“Roy had a very single-minded, approach to how they wanted to deliver their touring,” says agent Neil O’Brien. “There was a clear strategy involved, a commitment to coming over to Europe at least three or four times a year. Roy wanted me to book Joe into Venues twice as big as he’d been playing before, for a perception point of view, and as something for his record company to aim at.”
It was a bold strategy that has now paid dividends. “I said the Roy, I want to start with Joe doing two nights at the Borderline (280) in London, then the O2 Shepherd’s Bush Empire (2,000) and as soon as we can I want you to play at the Royal Albert Hall.” Recalls O’Brien. “And he said to me, ‘You’re f**king Crazy’. “We did that Albert hall last year and now the sky’s the limit.”
Says Barney Vernon, “Joe is probably the only artiste I’ve worked with that has literally played his way up through every size venue we have in Sheffield, from the Boardwalk (400) to the Plug (1,000), to the City Hall(2,300) . Then this year it was the Magna Centre which holds 3,500.”
The Strategy in Europe, says O’Brien, is “we do a tour in the spring and we do festivals late-June into early –August. Then we come back again October-November.”
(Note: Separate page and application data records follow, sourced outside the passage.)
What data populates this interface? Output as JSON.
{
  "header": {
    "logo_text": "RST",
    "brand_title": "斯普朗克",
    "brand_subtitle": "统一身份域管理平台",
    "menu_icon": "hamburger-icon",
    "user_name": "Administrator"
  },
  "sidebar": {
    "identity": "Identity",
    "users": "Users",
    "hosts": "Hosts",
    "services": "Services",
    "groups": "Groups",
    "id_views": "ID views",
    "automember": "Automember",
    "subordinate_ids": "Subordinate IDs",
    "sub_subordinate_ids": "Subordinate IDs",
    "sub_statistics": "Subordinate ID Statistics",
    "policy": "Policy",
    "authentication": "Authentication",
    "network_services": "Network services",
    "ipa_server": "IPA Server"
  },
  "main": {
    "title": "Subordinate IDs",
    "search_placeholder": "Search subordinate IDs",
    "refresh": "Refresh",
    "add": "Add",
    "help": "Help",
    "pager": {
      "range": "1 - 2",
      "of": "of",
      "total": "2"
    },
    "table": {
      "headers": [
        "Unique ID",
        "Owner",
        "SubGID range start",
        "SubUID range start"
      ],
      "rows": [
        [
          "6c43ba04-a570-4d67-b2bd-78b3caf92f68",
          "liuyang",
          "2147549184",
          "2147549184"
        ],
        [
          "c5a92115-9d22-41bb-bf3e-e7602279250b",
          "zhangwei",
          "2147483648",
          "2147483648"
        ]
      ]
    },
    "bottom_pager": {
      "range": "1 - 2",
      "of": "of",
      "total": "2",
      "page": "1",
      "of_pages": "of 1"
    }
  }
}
With modest label support, compared to major budgets, “We look at the costings for our shows and take our quite a disproportionate amount of the money from ticket sales and put that into marketing. That has been one of the reasons why we’ve been able to move so quickly,” he explains